An avid reader, I favour memoirs and autobiographies, particularly in the areas of travel, adventure, and self-growth. My experience of reading stories about someone’s life, ingesting their intriguing tales of painful failures and soaring successes, of insufferable hardship and wondrous recoveries, is that I become deeply invested in a stranger’s world. I relate to and feel with the writer. As I navigate his or her personal journey, I savour their meticulously curated narrative and upon reading the final lines of a book often find myself enriched, fulfilled and encouraged by their account.

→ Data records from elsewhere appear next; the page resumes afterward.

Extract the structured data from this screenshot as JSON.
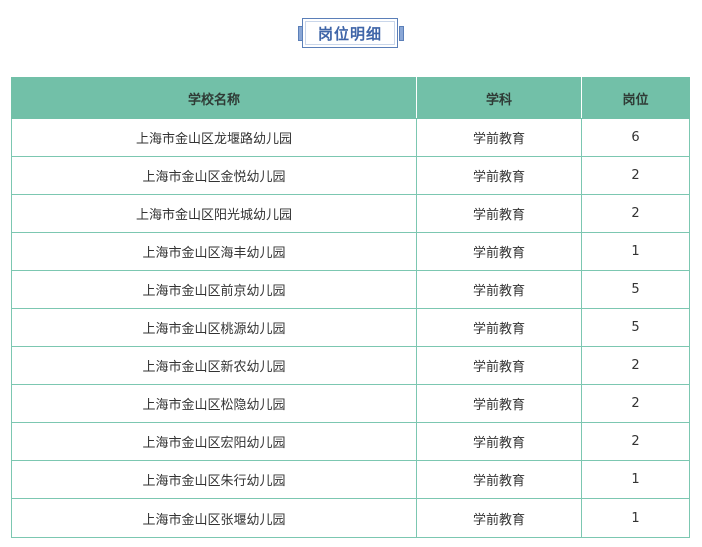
{
  "title": "岗位明细",
  "table": {
    "headers": [
      "学校名称",
      "学科",
      "岗位"
    ],
    "rows": [
      {
        "school": "上海市金山区龙堰路幼儿园",
        "subject": "学前教育",
        "positions": "6"
      },
      {
        "school": "上海市金山区金悦幼儿园",
        "subject": "学前教育",
        "positions": "2"
      },
      {
        "school": "上海市金山区阳光城幼儿园",
        "subject": "学前教育",
        "positions": "2"
      },
      {
        "school": "上海市金山区海丰幼儿园",
        "subject": "学前教育",
        "positions": "1"
      },
      {
        "school": "上海市金山区前京幼儿园",
        "subject": "学前教育",
        "positions": "5"
      },
      {
        "school": "上海市金山区桃源幼儿园",
        "subject": "学前教育",
        "positions": "5"
      },
      {
        "school": "上海市金山区新农幼儿园",
        "subject": "学前教育",
        "positions": "2"
      },
      {
        "school": "上海市金山区松隐幼儿园",
        "subject": "学前教育",
        "positions": "2"
      },
      {
        "school": "上海市金山区宏阳幼儿园",
        "subject": "学前教育",
        "positions": "2"
      },
      {
        "school": "上海市金山区朱行幼儿园",
        "subject": "学前教育",
        "positions": "1"
      },
      {
        "school": "上海市金山区张堰幼儿园",
        "subject": "学前教育",
        "positions": "1"
      }
    ]
  },
  "colors": {
    "header_bg": "#72c0a8",
    "border": "#7cc7b1",
    "title_text": "#3f65a8",
    "title_border": "#5b7fb8"
  }
}
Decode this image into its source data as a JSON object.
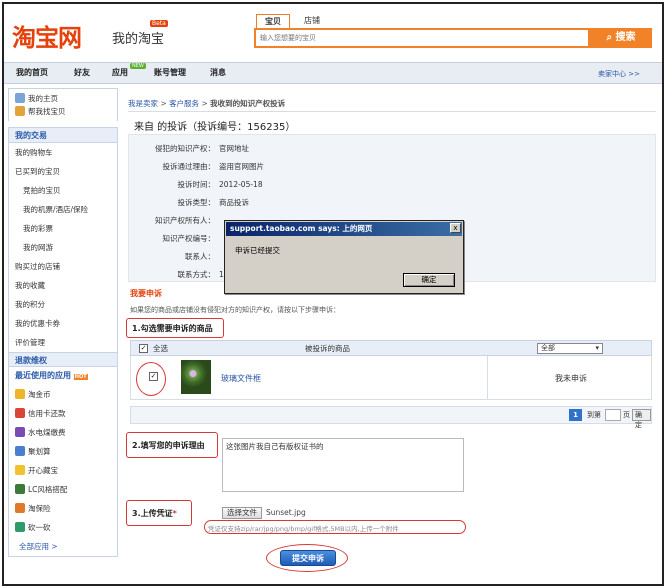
{
  "header": {
    "logo": "淘宝网",
    "logo_sub": "我的淘宝",
    "beta": "Beta",
    "search_tabs": [
      "宝贝",
      "店铺"
    ],
    "search_placeholder": "输入您想要的宝贝",
    "search_button": "搜索"
  },
  "nav": {
    "items": [
      "我的首页",
      "好友",
      "应用",
      "账号管理",
      "消息"
    ],
    "new_tag": "NEW",
    "seller_center": "卖家中心 >>"
  },
  "sidebar": {
    "top_links": [
      "我的主页",
      "帮我找宝贝"
    ],
    "trade_head": "我的交易",
    "trade_links": [
      "我的购物车",
      "已买到的宝贝",
      "竞拍的宝贝",
      "我的机票/酒店/保险",
      "我的彩票",
      "我的网游",
      "购买过的店铺",
      "我的收藏",
      "我的积分",
      "我的优惠卡券",
      "评价管理"
    ],
    "rights_head": "退款维权",
    "apps_head": "最近使用的应用",
    "hot": "HOT",
    "app_links": [
      "淘金币",
      "信用卡还款",
      "水电煤缴费",
      "聚划算",
      "开心藏宝",
      "LC风格搭配",
      "淘保险",
      "砍一砍"
    ],
    "all_apps": "全部应用 >"
  },
  "breadcrumb": {
    "a": "我是卖家",
    "b": "客户服务",
    "current": "我收到的知识产权投诉"
  },
  "page_title": "来自      的投诉（投诉编号：156235）",
  "info": [
    {
      "label": "侵犯的知识产权：",
      "value": "官网地址"
    },
    {
      "label": "投诉通过理由：",
      "value": "盗用官网图片"
    },
    {
      "label": "投诉时间：",
      "value": "2012-05-18"
    },
    {
      "label": "投诉类型：",
      "value": "商品投诉"
    },
    {
      "label": "知识产权所有人：",
      "value": ""
    },
    {
      "label": "知识产权编号：",
      "value": ""
    },
    {
      "label": "联系人：",
      "value": ""
    },
    {
      "label": "联系方式：",
      "value": "139"
    }
  ],
  "appeal": {
    "title": "我要申诉",
    "desc": "如果您的商品或店铺没有侵犯对方的知识产权，请按以下步骤申诉：",
    "step1": "1.勾选需要申诉的商品",
    "select_all": "全选",
    "col_goods": "被投诉的商品",
    "filter": "全部",
    "item_name": "玻璃文件框",
    "item_status": "我未申诉",
    "page": "1",
    "goto_prefix": "到第",
    "goto_suffix": "页",
    "goto_btn": "确定",
    "step2": "2.填写您的申诉理由",
    "reason": "这张图片我自己有版权证书的",
    "step3": "3.上传凭证",
    "required": "*",
    "choose_file": "选择文件",
    "file_name": "Sunset.jpg",
    "hint": "凭证仅支持zip/rar/jpg/png/bmp/gif格式,5MB以内,上传一个附件",
    "submit": "提交申诉"
  },
  "dialog": {
    "title": "support.taobao.com says: 上的网页",
    "message": "申诉已经提交",
    "ok": "确定",
    "close": "x"
  }
}
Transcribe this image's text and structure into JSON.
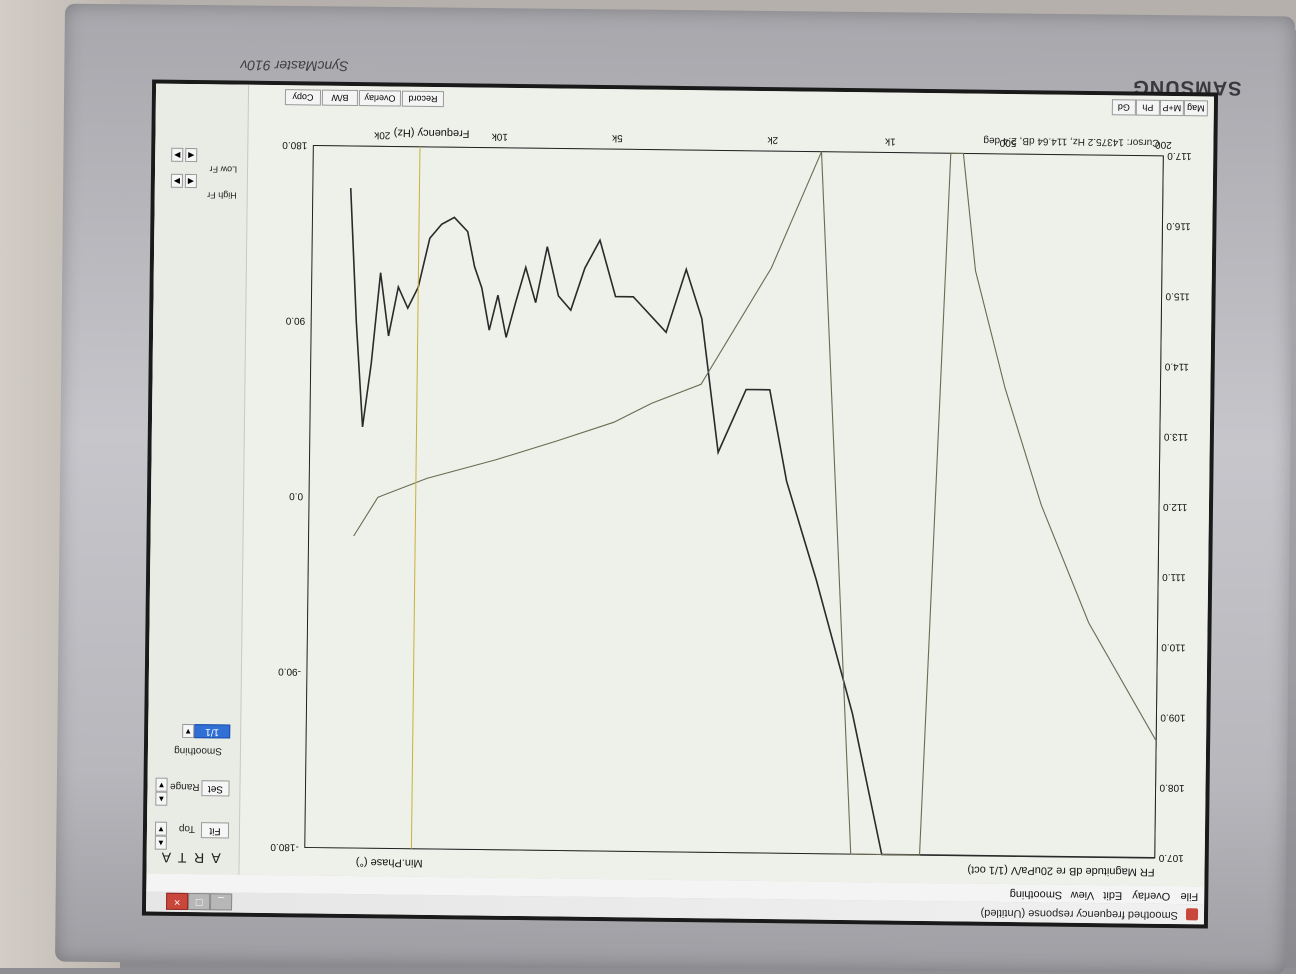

As I kept editing and refining my book, my drive and desire to reach out to YOU, my potential reader, my audience, grew exponentially. In my mind I can visualise this clearly: with my story I am taking you on my journey. I want you to be my companion on my travelling-sailing-and-romancing-rite-of-passage. I am envisioning my story inspiring and thrilling you as you turn the page. I see YOU relating to my struggles, my stubborn dedication to persevere, and enjoying my humour on this often-awkward path. I see you revelling with me in the joyous and enlightening moments, those that made my heart and soul overflow with gratitude and love. But most of all, I wish to inspire you to boldly and courageously embrace the life you dream and aspire to, as an empowering and rewarding choice. I demonstrate that it makes sense to leave home without a plan, an ultimate goal, or a final destination in mind (or if you have plans, allow them to adapt and evolve as you go). Life is fluid.
Looking back, I sometimes chuckle about my random and chaotic life trajectory. Then again, I would not want to change a thing about it. My life and my story are uniquely mine. My life is my responsibility and my decisions, big and small, have shaped my exquisitely meandering life path. Changing course in life can be daunting but if there is one major take-away message, to the one big question “WHY?”, from my first memoir, it is this:
Be inspired. Go. Hold on tight to your dreams and aspirations. Listen to what makes your heart sing and embrace the discomfort of leaving port and sailing into unknown waters. Whatever you encounter on the horizon will give you direction and shape your journey. You are the only person that can set YOU free. Dream. Trust. Go.